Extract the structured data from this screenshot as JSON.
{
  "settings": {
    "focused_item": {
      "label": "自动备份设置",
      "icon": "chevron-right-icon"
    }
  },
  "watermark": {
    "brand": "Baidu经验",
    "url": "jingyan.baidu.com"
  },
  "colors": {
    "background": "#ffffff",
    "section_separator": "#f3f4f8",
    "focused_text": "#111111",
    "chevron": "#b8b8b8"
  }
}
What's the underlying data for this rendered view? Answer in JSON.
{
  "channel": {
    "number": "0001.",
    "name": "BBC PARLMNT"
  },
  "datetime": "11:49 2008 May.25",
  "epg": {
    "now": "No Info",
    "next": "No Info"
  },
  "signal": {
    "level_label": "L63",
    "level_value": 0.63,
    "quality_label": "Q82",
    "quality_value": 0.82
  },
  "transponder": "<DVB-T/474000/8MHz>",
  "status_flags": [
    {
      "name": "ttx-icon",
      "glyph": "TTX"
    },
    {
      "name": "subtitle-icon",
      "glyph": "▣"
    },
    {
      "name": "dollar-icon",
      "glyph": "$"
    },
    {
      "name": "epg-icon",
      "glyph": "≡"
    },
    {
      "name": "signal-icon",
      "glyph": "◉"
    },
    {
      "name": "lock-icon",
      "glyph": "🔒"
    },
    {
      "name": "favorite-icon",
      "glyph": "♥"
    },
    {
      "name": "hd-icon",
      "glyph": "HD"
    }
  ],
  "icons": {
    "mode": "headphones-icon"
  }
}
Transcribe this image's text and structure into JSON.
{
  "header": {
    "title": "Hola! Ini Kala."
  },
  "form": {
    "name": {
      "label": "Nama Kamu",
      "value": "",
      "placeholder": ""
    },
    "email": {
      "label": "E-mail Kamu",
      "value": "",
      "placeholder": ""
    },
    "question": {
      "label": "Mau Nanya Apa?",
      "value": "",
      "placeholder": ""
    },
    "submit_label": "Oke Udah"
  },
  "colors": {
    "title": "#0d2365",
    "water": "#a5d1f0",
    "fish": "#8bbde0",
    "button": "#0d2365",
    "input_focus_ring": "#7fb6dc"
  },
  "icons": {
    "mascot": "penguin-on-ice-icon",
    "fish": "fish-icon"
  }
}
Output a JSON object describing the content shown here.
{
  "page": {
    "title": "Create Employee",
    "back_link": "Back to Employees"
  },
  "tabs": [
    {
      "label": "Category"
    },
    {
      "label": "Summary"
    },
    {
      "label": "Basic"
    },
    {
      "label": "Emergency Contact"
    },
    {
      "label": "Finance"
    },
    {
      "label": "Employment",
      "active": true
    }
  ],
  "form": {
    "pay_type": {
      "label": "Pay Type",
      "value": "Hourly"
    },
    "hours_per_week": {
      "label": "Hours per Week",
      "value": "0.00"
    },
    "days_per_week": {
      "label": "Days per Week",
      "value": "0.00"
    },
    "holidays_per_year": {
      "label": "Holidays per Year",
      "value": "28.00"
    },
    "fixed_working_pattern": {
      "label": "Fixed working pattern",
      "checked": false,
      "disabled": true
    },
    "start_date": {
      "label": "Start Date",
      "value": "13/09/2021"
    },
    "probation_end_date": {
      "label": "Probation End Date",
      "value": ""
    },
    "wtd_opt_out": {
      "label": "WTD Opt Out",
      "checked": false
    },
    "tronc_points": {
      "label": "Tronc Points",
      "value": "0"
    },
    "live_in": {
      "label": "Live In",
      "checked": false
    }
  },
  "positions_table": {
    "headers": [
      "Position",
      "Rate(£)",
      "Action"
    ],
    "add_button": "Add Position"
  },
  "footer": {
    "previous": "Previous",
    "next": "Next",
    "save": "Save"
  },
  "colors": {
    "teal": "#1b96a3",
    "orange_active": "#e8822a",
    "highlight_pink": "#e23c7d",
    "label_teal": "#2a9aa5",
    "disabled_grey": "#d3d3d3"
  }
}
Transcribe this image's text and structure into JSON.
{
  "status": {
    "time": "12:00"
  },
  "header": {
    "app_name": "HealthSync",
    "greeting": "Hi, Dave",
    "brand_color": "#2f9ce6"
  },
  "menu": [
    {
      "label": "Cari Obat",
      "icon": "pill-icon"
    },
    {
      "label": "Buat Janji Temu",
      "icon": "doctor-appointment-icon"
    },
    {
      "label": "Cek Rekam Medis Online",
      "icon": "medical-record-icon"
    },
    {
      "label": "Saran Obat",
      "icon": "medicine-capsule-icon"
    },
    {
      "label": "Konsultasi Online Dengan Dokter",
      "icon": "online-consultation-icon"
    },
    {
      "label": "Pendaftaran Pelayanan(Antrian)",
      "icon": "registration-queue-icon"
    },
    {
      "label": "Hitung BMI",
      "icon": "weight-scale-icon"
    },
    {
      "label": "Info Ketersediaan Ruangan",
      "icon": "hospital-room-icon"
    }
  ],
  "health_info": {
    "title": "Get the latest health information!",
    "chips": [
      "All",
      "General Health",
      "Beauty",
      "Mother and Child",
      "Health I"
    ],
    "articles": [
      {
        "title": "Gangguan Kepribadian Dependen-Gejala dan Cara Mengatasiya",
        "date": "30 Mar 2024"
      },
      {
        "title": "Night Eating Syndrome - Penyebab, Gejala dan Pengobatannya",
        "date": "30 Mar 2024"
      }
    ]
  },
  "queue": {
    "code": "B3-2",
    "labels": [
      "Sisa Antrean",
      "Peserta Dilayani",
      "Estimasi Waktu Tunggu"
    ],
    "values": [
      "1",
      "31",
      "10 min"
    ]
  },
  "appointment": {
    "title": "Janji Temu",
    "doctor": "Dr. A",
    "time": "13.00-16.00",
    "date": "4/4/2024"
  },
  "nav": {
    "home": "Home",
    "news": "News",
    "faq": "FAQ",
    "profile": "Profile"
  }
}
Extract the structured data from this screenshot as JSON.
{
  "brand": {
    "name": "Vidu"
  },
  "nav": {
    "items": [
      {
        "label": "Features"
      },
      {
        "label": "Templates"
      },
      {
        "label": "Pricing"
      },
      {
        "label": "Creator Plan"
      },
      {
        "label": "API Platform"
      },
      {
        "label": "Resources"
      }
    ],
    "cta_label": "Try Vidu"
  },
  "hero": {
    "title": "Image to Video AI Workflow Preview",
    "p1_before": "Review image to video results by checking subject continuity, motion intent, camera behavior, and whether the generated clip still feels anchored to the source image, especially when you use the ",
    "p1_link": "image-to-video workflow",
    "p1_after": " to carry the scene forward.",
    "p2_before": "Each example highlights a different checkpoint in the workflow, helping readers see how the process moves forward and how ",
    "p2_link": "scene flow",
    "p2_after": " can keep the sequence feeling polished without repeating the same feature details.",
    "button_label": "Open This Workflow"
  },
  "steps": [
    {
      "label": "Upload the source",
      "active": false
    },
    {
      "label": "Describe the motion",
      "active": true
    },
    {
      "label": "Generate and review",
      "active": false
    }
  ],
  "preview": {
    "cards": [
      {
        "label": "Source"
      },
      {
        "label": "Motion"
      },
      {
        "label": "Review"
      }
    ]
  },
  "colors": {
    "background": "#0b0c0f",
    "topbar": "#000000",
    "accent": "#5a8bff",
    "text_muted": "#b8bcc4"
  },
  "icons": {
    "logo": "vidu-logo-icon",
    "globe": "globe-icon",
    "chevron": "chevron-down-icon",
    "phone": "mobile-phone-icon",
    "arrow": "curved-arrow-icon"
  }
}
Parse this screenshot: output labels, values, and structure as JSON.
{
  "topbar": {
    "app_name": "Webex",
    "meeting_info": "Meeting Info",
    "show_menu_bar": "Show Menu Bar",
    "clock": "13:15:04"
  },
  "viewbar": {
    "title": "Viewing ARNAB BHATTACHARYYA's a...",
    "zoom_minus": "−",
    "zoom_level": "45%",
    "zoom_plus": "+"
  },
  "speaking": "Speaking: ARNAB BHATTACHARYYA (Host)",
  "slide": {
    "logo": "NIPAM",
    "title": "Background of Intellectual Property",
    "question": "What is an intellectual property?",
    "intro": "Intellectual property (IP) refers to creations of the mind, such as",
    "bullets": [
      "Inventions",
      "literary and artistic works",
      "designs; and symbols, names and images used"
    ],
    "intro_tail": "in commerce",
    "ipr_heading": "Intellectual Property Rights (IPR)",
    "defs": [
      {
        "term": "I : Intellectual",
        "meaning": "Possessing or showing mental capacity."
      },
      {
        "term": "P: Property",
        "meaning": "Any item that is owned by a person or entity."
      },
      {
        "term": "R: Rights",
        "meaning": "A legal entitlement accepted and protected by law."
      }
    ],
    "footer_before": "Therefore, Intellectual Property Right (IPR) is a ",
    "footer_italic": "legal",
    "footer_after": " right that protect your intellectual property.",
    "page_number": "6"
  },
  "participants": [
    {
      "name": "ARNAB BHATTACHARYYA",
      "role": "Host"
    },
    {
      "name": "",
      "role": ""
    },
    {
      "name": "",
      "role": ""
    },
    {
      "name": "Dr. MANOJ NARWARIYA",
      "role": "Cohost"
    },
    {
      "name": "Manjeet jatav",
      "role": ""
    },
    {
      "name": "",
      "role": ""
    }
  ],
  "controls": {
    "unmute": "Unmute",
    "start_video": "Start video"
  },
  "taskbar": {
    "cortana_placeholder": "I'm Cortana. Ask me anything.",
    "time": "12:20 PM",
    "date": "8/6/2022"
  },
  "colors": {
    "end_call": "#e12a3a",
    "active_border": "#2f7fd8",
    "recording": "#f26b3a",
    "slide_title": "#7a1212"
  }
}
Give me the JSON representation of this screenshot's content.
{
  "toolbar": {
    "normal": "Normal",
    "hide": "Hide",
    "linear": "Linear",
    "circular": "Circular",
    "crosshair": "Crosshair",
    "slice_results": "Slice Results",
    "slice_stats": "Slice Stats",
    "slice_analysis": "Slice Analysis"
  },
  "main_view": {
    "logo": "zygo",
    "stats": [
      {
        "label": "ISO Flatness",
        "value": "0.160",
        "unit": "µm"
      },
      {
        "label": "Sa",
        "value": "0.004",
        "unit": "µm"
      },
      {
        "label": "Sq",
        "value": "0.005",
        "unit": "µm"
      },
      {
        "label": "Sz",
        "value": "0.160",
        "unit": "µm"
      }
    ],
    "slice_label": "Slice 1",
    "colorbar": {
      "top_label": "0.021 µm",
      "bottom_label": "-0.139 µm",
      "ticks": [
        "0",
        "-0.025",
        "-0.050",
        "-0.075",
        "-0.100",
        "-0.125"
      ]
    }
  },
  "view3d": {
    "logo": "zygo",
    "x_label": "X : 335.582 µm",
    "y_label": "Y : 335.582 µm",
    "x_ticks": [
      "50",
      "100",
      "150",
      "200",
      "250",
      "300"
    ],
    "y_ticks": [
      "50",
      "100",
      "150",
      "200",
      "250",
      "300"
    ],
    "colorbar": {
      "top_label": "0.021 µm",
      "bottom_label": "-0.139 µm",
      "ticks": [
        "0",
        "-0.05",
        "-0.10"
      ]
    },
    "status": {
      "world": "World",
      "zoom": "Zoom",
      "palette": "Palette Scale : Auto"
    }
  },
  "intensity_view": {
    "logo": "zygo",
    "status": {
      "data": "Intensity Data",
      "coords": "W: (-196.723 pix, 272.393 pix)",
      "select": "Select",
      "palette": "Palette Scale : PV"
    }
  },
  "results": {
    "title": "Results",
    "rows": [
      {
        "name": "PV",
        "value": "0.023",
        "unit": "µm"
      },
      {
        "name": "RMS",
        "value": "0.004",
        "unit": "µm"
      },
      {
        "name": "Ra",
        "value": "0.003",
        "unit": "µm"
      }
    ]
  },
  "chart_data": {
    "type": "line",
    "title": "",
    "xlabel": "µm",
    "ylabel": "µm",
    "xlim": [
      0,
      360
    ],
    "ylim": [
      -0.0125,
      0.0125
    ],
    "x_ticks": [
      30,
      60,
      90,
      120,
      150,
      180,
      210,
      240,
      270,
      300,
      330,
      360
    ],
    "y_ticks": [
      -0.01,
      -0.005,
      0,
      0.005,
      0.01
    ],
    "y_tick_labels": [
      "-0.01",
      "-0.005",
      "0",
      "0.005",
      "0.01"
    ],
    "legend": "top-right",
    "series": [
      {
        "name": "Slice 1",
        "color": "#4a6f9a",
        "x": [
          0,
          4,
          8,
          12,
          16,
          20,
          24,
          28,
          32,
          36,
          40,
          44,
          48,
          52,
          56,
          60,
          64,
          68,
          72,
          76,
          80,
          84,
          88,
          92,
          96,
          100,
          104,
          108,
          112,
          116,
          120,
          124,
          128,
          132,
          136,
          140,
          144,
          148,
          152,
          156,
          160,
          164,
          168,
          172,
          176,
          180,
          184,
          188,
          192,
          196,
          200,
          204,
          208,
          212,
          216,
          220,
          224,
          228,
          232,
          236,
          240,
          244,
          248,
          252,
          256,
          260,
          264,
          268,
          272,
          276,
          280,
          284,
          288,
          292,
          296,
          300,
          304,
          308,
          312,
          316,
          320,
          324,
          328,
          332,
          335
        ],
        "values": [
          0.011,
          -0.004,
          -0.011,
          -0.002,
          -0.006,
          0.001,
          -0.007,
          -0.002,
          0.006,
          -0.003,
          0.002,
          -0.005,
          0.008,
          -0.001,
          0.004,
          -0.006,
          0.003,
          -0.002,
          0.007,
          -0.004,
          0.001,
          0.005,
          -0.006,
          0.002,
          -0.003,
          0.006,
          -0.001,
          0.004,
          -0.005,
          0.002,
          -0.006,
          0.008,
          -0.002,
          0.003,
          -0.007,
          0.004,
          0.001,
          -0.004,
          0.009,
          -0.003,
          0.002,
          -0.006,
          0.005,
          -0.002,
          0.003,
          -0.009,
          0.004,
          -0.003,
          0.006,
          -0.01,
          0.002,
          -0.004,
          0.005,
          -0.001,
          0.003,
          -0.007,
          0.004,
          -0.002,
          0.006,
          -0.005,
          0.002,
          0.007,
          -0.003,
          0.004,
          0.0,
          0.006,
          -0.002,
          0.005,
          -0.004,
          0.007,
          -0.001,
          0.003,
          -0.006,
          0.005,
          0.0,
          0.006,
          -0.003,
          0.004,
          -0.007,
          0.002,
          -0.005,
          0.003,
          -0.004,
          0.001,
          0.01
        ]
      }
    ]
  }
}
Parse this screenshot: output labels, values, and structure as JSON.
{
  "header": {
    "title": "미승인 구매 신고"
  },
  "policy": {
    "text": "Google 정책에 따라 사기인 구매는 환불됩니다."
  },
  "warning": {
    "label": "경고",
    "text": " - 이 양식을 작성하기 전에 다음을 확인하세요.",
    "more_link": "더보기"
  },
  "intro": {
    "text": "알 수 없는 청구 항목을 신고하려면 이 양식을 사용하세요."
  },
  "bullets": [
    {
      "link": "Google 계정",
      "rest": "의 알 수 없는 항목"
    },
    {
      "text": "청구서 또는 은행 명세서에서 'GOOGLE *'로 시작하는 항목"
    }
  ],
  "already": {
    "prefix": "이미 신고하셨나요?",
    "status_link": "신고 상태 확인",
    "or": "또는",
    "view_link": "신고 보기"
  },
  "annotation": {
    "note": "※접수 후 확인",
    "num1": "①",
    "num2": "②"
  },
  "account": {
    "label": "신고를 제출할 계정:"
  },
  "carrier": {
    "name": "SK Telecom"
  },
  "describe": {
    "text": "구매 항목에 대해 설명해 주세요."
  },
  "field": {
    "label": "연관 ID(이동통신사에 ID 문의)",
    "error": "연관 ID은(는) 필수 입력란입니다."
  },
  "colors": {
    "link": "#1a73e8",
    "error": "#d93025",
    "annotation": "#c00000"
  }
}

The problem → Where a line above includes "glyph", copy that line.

Written answer →
      "glyph": "TTX"
      "glyph": "▣"
      "glyph": "$"
      "glyph": "≡"
      "glyph": "◉"
      "glyph": "🔒"
      "glyph": "♥"
      "glyph": "HD"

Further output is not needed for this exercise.